Cardiovascular disease and related complications are the cause of 40 percent of all deaths in the Western world.
The British researcher Nazila Kamaly, who is connected to the Technical University of Denmark’s nanotech department, aims to combat that statistic by developing nanomedicine designed to locate atherosclerosis plaque and dissolve the crystallised cholesterol that causes an inflammation of the arteries and a decline in health.
“Until now, the treatment has targeted the build-up of cholesterol and the treatment of the inflammation in the plaque, but there is a need to develop new treatment possibilities that target the existing crystallised cholesterol in advanced atherosclerosis,” said Kamaly.
Jolly good fellow
To aid the innovative pursuit, the Lundbeck Foundation has granted Kamaly a fellowship and armed her with a 10 million kroner grant.
The funding will permit Kamaly to spend the next five years establishing an independent research group and educating a multi-disciplinary team to assist her.
“A project such as Nazila Kamaly’s will give us important information about how to utilise the great potential of nanomedicine,” said Anne-Marie Engel, the head of research at the Lundbeck Foundation.
“And it will also help stabilise the disease and reduce the risk of serious consequences patients with advanced atherosclerosis suffer from, which preventative measures such as lifestyle changes cannot help.”
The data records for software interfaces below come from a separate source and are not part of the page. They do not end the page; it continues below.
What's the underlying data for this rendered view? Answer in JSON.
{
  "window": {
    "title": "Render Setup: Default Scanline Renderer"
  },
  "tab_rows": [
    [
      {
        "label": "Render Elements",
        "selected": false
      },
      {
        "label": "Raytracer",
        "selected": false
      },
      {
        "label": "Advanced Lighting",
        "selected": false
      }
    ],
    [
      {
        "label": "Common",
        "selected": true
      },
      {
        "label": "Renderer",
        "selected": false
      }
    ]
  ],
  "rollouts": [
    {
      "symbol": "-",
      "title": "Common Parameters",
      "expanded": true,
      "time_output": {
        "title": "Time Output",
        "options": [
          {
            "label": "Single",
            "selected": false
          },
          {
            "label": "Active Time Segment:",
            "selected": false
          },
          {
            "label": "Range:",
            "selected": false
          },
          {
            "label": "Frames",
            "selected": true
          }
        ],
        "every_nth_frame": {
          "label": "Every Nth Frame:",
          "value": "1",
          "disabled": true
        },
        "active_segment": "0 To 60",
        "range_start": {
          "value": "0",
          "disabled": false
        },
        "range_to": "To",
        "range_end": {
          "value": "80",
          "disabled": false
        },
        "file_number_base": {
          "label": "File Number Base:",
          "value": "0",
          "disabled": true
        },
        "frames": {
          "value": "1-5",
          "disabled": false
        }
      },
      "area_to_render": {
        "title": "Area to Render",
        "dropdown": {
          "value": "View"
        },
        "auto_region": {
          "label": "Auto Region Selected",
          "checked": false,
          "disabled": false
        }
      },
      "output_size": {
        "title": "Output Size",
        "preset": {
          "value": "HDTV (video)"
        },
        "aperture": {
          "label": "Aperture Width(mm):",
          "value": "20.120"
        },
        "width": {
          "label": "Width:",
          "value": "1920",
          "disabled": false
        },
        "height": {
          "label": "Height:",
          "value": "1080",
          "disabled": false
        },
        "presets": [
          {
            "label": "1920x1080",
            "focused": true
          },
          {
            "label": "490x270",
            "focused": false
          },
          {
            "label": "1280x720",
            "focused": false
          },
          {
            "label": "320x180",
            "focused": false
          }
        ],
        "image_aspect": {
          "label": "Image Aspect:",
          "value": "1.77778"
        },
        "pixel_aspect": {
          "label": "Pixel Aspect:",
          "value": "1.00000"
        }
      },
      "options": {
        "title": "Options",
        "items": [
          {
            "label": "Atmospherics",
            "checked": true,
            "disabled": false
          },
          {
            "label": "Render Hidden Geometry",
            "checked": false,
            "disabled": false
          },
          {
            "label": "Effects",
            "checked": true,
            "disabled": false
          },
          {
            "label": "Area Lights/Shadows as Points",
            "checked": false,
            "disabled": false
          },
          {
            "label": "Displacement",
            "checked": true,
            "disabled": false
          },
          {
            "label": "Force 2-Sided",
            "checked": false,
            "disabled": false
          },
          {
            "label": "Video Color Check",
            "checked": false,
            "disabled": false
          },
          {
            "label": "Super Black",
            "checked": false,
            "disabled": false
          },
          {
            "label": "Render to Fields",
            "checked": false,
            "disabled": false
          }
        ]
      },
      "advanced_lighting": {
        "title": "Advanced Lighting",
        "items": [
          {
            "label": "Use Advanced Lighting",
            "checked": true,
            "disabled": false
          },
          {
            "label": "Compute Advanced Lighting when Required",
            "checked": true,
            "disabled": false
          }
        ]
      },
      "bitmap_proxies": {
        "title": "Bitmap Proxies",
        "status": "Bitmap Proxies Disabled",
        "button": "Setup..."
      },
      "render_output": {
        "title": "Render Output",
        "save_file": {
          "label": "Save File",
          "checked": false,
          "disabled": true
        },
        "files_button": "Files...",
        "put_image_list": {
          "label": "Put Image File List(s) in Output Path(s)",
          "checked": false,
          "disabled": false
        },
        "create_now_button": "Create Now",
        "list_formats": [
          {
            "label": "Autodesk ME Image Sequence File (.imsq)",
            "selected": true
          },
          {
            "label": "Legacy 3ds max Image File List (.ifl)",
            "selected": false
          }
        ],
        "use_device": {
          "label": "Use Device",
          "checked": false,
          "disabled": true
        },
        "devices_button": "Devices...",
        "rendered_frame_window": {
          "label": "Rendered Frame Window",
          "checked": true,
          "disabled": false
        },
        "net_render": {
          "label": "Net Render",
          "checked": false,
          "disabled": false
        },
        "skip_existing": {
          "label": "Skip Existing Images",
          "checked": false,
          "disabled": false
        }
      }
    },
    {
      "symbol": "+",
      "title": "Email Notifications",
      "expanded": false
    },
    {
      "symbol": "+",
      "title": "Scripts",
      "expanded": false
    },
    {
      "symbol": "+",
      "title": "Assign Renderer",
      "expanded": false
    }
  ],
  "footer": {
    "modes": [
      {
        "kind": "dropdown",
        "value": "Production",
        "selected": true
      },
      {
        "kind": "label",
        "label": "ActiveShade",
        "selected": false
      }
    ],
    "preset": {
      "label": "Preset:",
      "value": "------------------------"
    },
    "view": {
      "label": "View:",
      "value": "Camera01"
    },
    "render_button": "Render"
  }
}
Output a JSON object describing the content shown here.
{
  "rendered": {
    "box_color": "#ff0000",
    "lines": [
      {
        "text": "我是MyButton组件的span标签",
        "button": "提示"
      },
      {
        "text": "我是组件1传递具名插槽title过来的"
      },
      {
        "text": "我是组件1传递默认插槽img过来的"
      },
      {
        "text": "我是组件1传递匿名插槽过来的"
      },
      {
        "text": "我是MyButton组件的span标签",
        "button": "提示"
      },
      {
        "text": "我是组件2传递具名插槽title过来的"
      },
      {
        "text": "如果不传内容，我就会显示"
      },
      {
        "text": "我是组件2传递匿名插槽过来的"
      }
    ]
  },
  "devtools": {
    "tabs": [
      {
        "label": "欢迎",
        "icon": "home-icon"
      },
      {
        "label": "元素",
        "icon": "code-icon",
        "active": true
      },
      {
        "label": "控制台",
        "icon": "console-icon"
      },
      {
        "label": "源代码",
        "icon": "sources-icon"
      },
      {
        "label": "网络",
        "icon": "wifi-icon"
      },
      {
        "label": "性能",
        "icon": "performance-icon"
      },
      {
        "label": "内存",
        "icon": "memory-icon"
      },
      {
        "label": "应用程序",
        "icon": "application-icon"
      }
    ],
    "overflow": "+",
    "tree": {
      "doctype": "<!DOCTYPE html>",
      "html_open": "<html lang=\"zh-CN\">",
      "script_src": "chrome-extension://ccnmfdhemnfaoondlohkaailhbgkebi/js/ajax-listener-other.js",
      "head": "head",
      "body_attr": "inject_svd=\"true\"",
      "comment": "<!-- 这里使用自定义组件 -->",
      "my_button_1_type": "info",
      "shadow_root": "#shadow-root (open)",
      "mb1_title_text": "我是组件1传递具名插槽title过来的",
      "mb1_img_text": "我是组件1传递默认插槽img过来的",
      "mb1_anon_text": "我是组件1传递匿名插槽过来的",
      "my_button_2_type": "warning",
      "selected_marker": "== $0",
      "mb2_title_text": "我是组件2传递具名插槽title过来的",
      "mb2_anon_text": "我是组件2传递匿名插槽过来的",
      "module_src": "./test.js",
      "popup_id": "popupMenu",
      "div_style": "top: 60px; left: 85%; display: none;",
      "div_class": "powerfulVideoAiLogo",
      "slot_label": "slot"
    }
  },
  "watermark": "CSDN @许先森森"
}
Kamaly contends that her access to DTU’s state-of-the-art facilities and close bonds with cardiovascular doctors and research partners in Denmark, Germany and the UK is a great advantage for achieving success.